Hong Kong media tycoon Jimmy Lai, and two other prominent activists, were convicted on Thursday for taking part in a banned Tiananmen vigil in 2020.
Lai, along with former journalist Gwyneth Ho and rights lawyer Chow Hang Tung were convicted for inciting and taking part in an unauthorized assembly.
The three men appeared in the Hong Kong District Court before Judge Amanda Woodcock on Thursday.
Authorities had charged about 24 opposition activists who attended the banned commemoration of the 1989 crackdown at Beijing’s Tiananmen Square. The vigil was a yearly pro-democracy event but the last two vigils were banned by Hong Kong authorities, citing COVID-19 and security risks.
The trio were the last to receive their verdict as they chose to oppose their charges. The three had challenged the validity of the vigil’s ban, but the prosecution argued that they were not entitled to do so.
Lai and Chow were convicted of inciting others to take part in the unauthorized assembly, while Ho was found guilty of knowingly taking part in the event. They will be sentenced on Dec. 13, facing a maximum of five years imprisonment.
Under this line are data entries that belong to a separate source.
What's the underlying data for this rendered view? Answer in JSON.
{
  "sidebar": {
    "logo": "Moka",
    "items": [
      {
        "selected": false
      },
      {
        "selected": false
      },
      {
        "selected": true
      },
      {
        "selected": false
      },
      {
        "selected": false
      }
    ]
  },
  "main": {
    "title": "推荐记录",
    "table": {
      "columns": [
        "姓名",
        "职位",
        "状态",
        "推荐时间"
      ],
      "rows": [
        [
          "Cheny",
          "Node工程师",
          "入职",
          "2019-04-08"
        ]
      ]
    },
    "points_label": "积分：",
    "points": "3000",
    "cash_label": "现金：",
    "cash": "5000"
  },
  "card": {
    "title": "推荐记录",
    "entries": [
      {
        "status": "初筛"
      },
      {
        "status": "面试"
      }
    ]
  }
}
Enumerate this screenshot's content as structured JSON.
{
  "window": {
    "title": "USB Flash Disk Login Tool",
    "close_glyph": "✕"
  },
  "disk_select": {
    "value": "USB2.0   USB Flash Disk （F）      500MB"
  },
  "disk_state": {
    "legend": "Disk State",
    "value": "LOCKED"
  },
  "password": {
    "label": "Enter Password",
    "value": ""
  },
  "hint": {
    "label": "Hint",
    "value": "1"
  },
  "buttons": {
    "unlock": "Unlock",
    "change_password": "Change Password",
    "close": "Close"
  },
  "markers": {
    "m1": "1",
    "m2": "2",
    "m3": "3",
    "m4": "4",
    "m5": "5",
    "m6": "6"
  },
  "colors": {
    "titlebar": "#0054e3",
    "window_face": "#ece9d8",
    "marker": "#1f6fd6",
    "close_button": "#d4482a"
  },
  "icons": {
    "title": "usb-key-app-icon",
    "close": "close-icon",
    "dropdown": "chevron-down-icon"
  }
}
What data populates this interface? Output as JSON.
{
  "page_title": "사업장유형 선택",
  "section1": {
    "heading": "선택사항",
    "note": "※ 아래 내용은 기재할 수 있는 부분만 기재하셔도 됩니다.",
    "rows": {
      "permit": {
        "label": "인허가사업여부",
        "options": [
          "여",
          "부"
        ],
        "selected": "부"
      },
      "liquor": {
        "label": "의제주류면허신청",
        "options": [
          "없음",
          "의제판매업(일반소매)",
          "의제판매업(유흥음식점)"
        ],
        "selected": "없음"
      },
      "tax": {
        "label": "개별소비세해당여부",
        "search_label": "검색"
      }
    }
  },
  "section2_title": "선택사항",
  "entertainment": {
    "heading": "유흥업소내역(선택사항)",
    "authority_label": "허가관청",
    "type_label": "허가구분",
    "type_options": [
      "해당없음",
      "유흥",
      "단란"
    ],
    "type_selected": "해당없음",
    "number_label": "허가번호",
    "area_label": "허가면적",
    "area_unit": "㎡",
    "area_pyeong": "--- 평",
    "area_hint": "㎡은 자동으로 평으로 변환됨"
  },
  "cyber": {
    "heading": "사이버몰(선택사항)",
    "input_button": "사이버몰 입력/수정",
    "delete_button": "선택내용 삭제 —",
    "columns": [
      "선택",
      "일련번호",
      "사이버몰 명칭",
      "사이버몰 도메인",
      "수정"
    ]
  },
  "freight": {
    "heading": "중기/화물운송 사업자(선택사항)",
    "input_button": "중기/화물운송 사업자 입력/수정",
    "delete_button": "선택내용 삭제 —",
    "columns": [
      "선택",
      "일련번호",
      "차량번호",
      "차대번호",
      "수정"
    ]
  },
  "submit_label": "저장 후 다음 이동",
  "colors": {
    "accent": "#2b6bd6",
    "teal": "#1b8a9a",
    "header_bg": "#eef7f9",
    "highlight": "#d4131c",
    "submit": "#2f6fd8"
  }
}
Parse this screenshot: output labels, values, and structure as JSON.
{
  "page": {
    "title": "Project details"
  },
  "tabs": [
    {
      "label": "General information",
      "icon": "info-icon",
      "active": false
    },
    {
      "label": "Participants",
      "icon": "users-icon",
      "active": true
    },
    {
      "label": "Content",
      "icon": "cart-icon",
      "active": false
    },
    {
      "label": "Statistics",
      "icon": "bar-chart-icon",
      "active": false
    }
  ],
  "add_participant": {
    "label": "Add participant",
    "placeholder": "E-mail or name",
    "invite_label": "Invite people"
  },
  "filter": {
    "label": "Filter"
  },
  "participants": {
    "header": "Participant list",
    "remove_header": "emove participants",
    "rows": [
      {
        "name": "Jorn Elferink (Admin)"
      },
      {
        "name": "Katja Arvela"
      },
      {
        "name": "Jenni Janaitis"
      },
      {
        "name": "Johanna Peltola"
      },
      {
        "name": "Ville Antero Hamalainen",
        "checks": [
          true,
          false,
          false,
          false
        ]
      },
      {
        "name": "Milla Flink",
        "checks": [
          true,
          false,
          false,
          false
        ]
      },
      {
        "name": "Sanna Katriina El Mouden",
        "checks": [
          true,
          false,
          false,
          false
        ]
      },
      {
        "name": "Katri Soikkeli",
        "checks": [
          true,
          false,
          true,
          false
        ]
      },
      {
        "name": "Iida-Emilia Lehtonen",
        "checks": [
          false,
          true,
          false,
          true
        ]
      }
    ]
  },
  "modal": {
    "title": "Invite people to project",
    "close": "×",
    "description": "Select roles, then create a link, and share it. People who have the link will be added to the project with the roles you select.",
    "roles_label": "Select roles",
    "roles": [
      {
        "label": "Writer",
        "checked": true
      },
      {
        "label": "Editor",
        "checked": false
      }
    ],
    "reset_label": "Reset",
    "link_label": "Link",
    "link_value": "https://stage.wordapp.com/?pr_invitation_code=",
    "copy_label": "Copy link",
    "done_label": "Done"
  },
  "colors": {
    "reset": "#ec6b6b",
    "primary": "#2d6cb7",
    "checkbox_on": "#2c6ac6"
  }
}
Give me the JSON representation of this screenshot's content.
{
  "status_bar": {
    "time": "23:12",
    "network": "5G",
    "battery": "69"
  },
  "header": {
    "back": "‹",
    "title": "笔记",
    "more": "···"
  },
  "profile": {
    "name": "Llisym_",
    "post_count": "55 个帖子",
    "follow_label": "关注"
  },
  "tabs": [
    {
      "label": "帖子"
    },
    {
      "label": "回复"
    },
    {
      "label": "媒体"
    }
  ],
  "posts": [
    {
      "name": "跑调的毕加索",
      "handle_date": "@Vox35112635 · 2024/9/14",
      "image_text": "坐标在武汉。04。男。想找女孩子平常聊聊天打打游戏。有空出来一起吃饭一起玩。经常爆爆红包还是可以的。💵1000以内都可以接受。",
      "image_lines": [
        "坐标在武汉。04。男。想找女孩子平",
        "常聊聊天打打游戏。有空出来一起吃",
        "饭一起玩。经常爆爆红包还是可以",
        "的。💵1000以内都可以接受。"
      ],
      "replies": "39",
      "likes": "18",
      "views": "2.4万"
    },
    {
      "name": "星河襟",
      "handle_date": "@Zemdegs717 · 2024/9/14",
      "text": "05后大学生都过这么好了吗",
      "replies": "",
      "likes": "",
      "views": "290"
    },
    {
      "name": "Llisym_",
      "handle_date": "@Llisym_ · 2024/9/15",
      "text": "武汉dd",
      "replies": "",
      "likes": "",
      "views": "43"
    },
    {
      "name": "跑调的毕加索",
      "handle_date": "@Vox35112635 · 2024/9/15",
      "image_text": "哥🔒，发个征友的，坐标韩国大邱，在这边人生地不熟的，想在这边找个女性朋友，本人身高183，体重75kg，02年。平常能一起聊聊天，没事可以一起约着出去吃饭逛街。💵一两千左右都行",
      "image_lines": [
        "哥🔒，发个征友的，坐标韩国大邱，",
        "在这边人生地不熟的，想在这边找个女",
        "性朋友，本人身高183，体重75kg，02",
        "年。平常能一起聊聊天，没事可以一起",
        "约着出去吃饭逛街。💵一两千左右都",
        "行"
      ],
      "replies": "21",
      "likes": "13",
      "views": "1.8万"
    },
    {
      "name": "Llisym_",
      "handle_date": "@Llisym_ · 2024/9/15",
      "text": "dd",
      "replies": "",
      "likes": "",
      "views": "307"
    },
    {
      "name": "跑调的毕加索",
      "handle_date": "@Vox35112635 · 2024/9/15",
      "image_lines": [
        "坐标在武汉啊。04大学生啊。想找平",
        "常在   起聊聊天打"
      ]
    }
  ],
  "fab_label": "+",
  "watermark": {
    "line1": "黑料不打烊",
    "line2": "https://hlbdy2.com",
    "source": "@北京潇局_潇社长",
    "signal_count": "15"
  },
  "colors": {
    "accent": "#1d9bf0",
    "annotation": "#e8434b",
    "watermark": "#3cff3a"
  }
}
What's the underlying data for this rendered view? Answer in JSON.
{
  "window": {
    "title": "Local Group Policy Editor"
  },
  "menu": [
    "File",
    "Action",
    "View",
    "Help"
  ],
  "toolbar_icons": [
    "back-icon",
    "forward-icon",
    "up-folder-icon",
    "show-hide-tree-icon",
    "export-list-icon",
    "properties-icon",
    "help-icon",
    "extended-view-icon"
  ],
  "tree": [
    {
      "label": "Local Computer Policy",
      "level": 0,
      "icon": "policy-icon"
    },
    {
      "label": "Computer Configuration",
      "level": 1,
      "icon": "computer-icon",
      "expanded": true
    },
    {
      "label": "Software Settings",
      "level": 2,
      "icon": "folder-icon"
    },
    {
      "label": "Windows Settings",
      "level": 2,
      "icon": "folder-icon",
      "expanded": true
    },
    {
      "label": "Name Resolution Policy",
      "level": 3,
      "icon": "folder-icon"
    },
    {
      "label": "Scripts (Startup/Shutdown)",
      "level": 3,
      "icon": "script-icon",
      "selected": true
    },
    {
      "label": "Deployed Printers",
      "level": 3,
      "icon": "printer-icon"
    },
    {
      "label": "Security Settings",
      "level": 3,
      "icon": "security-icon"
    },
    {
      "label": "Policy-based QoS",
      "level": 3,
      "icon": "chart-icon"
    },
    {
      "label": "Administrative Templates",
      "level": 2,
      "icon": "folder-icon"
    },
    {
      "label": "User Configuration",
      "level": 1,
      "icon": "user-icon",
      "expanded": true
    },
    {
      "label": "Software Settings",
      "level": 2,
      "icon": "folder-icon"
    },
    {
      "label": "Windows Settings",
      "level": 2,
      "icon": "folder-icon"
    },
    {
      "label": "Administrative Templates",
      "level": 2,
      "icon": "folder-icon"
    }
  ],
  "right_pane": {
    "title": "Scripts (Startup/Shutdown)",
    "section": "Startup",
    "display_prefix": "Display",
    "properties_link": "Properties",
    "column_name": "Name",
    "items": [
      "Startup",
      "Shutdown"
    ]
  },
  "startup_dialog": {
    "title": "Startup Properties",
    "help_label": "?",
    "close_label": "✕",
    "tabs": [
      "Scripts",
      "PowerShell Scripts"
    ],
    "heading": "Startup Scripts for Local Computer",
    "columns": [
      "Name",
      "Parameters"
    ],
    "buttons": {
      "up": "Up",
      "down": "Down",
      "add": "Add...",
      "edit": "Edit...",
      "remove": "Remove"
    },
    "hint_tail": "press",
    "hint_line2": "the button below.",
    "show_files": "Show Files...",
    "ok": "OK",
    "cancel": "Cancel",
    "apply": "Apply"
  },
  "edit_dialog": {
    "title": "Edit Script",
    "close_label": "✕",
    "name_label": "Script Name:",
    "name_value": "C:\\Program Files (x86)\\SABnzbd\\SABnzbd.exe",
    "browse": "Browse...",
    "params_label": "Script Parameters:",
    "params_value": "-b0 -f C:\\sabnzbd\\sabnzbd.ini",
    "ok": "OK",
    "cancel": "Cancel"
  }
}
© Fourth Estate® — All Rights Reserved.
This material may not be published, broadcast, rewritten or redistributed.